Now really, even someone who actually "you know read Keynes"* might not remember that an appendix on the history of thought to a chapter on the rate of interest is key to understanding Keynes' views on the implications of wage flexibility.
*note how I have changed the meaning of Krugman by quoting him out of context. In context "read" was a present subjunctive (I think) in the present tense . Out of context it becomes a past perfect subjunctive (I think. I am fine with Italian grammar but never learned English grammar). As written it was to be pronounced "reed" and as quoted to be pronounced "red". Sneaky eh ?
update: Welcome economistsviewers. Also I have been a bit too kind to Barro as the argument in the appendix to chapter 14 isn't really the only time Keynes mentioned a liquidity trap. In Chapter 21 "The Theory of Prices," he asserts that wages have downward nominal rigidity and this is important. He also mentions what would happen if they were flexible
If, on the contrary, money-wages were to fall without limit whenever there was a tendency for less than full employment, the asymmetry would, indeed, disappear. But in that case there would be no resting-place below full employment until either the rate of interest was incapable of falling further or wages were zero. In fact we must have some factor, the value of which in terms of money is, if not fixed, at least sticky, to give us any stability of values in a monetary system.
So when asserting that there is nominal rigidity, he notes that less than full employment would be possible even if wages were flexible.
In Chapter 21 there is also a hint that low inflation in the 19th century was caused by persistent less than full employment due to "liquidity-preference" and ... well let's spin the tape
The tendency of the wage-unit was, as usual, steadily upwards on the whole, but the efficiency of labour was also increasing. Thus the balance of forces was such as to allow a fair measure of stability of prices; — the highest quinquennial average for Sauerbeck’s index number between 1820 and 1914 was only 50 per cent. above the lowest. This was not accidental. It is rightly described as due to a balance of forces in an age when individual groups of employers were strong enough to prevent the wage-unit from rising much faster than the efficiency of production, and when monetary systems were at the same time sufficiently fluid and sufficiently conservative to provide an average supply of money in terms of wage-units which allowed to prevail the lowest average rate of interest readily acceptable by wealth-owners under the influence of their liquidity-preferences. The average level of employment was, of course, substantially below full employment, but not so intolerably below it as to provoke revolutionary changes.
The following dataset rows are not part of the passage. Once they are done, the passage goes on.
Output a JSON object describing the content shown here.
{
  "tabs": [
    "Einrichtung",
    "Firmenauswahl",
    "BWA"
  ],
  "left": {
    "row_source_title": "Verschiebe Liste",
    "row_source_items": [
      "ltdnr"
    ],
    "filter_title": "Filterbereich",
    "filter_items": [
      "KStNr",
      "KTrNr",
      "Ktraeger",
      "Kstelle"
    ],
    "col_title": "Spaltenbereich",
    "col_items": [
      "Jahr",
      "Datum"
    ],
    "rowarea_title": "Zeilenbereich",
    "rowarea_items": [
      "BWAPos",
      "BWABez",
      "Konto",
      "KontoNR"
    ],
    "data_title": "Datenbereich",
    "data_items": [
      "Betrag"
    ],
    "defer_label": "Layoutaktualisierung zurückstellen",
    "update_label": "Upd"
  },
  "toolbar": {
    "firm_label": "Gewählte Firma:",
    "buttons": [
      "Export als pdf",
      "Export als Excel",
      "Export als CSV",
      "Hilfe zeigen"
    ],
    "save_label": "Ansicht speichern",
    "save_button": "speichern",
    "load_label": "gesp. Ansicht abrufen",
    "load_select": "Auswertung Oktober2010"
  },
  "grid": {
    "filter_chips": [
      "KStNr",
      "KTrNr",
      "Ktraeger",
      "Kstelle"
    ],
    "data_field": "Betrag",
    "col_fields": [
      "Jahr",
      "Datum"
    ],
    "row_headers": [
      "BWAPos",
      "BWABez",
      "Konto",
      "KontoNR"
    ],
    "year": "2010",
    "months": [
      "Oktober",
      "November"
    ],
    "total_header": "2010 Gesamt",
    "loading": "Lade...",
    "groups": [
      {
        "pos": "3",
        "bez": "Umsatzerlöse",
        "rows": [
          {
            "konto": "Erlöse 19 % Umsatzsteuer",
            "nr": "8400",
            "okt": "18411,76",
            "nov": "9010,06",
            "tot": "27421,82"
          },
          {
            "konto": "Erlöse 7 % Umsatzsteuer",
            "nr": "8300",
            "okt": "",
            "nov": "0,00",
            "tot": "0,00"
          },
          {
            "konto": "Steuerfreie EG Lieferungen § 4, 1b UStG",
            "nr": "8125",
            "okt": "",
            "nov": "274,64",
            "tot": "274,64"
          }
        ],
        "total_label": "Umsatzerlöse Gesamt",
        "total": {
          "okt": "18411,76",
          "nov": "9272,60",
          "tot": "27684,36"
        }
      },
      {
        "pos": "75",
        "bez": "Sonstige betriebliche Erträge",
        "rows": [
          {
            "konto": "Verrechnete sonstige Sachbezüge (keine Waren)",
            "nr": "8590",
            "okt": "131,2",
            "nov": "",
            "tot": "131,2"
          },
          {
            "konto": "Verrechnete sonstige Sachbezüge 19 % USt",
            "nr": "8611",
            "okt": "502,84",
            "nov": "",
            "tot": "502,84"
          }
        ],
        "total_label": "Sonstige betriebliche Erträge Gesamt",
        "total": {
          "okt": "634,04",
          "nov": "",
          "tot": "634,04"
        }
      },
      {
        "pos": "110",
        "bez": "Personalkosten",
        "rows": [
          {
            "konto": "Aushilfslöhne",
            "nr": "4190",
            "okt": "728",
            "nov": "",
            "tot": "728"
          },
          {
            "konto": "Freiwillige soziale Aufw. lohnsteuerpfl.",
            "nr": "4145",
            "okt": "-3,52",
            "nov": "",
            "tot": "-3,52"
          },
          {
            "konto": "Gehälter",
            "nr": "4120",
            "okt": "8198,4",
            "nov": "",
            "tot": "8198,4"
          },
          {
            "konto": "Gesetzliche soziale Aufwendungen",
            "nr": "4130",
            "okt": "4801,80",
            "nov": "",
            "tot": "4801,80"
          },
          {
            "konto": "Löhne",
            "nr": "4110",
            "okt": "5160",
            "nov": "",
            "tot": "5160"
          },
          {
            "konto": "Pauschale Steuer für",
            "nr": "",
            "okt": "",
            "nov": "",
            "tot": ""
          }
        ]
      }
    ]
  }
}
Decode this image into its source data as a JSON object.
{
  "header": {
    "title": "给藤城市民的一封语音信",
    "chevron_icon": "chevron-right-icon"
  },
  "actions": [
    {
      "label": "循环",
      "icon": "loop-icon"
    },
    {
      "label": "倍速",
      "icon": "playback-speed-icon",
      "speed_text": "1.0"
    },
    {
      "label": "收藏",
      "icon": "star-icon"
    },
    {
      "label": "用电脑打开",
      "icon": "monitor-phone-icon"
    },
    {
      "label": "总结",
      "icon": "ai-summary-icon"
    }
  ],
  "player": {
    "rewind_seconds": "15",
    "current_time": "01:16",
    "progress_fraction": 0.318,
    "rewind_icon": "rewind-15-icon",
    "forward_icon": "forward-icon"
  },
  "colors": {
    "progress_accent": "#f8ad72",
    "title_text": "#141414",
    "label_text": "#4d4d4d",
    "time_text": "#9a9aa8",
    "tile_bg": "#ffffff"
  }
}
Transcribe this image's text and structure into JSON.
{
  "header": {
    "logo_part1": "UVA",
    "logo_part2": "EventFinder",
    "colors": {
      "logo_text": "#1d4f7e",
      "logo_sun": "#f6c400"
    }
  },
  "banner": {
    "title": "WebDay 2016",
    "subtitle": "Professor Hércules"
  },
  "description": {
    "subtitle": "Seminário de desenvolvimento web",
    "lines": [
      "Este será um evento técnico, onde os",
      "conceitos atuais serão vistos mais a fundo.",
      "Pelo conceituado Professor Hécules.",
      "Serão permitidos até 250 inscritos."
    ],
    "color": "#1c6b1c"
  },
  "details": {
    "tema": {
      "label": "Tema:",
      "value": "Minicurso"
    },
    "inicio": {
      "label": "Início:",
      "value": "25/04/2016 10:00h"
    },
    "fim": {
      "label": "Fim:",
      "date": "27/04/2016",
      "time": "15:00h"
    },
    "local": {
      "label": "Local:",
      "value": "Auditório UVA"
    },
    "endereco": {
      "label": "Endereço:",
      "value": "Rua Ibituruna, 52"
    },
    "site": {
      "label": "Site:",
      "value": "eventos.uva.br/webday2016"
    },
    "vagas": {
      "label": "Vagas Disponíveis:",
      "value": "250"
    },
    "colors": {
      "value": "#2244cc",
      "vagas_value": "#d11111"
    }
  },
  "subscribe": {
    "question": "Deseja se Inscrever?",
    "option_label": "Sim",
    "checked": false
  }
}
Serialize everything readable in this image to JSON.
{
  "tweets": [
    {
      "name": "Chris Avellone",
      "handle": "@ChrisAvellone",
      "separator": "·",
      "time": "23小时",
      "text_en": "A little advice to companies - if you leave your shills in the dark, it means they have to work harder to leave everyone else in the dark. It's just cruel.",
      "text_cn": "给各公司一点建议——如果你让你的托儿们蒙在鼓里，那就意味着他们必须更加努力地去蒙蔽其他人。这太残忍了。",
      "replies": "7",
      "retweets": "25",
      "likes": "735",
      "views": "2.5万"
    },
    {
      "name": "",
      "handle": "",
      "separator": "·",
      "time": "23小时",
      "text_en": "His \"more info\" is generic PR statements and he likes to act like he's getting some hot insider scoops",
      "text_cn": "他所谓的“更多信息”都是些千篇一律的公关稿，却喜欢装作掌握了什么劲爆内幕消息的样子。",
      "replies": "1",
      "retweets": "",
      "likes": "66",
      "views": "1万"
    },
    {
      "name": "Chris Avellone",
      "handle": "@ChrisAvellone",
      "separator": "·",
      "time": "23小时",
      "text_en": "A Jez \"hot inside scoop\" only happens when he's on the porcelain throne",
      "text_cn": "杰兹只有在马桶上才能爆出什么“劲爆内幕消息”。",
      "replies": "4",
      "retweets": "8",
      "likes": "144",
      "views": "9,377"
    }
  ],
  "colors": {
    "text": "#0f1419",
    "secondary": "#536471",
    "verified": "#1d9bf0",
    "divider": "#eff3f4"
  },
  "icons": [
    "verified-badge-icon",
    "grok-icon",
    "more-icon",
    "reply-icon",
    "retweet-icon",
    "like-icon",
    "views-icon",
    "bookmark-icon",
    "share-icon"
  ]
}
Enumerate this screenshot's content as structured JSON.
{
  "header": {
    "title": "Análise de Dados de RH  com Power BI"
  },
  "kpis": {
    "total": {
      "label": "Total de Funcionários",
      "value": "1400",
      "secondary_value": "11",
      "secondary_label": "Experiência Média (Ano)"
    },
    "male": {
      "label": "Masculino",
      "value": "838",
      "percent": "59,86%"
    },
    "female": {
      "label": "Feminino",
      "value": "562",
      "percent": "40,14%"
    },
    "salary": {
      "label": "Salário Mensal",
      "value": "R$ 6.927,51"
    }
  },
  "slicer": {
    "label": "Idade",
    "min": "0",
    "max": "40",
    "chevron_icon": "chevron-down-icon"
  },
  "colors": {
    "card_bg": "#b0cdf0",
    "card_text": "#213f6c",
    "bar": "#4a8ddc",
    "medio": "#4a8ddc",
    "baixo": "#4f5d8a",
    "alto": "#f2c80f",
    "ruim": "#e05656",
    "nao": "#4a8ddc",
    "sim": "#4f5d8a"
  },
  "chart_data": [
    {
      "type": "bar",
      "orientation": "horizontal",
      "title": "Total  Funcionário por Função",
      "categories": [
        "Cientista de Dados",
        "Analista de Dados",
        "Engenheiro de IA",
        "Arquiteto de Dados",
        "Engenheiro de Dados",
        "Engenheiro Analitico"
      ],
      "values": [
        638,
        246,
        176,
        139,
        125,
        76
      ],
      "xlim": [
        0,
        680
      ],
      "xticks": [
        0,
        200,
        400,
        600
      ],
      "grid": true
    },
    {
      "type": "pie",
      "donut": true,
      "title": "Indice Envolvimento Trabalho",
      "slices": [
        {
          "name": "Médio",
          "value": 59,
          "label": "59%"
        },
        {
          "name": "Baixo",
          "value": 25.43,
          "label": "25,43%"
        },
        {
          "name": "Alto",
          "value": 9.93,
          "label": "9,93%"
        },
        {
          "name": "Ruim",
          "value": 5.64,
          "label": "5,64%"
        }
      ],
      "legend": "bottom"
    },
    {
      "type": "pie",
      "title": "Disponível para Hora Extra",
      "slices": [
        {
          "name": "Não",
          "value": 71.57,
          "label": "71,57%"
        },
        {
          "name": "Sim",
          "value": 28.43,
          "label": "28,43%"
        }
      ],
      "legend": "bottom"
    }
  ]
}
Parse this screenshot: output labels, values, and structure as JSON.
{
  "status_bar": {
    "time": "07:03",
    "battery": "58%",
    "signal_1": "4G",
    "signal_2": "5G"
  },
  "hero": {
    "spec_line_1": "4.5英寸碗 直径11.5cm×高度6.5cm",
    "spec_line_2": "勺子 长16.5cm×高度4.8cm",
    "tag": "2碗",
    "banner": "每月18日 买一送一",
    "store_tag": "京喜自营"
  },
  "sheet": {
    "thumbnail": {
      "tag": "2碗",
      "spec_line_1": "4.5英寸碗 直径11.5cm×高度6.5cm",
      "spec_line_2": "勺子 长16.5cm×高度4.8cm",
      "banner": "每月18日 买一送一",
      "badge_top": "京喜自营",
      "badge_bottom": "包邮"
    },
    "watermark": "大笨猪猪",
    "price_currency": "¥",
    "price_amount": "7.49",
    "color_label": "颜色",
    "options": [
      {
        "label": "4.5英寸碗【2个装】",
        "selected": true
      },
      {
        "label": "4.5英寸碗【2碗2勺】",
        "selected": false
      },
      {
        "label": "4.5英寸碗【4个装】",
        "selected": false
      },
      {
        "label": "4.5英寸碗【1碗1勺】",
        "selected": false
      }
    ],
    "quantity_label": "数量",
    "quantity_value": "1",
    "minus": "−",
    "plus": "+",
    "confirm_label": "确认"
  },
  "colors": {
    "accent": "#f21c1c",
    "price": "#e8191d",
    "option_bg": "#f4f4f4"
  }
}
He concludes the chapter with "But the most stable, and the least easily shifted, element in our contemporary economy has been hitherto, and may prove to be in future, the minimum rate of interest acceptable to the generality of wealth-owners." the footnote reads "Cf. the nineteenth-century saying, quoted by Bagehot, that “John Bull can stand many things, but he cannot stand 2 per cent.”"
I think that John Bull had better learn to stand 2% and 1% too for that matter. The refusal to accept 2 % would be achieved by holding wealth as cash if the nominal interest rate were below 2%.
I'm sure Keynes didn't resist the tendency to give uhm Keynes the credit for the post WWII persistent low unemployment, but the logic of The General Theory suggests that the economy was helped by 2 key things. First a bit of inflation which reconciles a low real interest rate with the nominal interest rate required to get the money out from under people's mattresses, and, second, deposit insurance made checking accounts as good as cash enabling the banks to get the money to firms.